(Component data from apps and pages)
=== Begin Enclosure ===
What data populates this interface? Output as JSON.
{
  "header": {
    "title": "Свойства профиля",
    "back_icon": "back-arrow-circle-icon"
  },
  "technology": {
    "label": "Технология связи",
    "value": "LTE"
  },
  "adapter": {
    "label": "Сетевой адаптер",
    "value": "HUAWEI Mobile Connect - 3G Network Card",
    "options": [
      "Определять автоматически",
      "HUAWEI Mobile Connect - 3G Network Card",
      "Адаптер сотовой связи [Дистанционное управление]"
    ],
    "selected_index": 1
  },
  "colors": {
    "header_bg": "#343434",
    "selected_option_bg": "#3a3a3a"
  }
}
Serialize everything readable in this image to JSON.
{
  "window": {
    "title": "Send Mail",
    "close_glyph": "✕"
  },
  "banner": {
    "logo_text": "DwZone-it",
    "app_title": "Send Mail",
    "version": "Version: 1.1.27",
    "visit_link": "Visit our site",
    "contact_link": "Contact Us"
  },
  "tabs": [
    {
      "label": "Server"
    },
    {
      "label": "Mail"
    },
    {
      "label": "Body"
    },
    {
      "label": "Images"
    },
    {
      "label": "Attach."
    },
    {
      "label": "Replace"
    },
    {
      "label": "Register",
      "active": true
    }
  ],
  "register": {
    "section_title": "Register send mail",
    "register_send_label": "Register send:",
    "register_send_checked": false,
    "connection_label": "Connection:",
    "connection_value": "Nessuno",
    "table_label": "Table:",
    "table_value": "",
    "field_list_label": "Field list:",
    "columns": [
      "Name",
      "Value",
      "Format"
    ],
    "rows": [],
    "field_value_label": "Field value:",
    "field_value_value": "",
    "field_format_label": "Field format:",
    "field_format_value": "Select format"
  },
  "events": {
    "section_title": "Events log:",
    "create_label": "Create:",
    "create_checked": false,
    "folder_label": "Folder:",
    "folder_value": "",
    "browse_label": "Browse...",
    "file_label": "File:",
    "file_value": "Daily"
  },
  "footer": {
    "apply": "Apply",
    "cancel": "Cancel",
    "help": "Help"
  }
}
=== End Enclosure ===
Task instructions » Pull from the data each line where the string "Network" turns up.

Solution below »
    "value": "HUAWEI Mobile Connect - 3G Network Card",
      "HUAWEI Mobile Connect - 3G Network Card",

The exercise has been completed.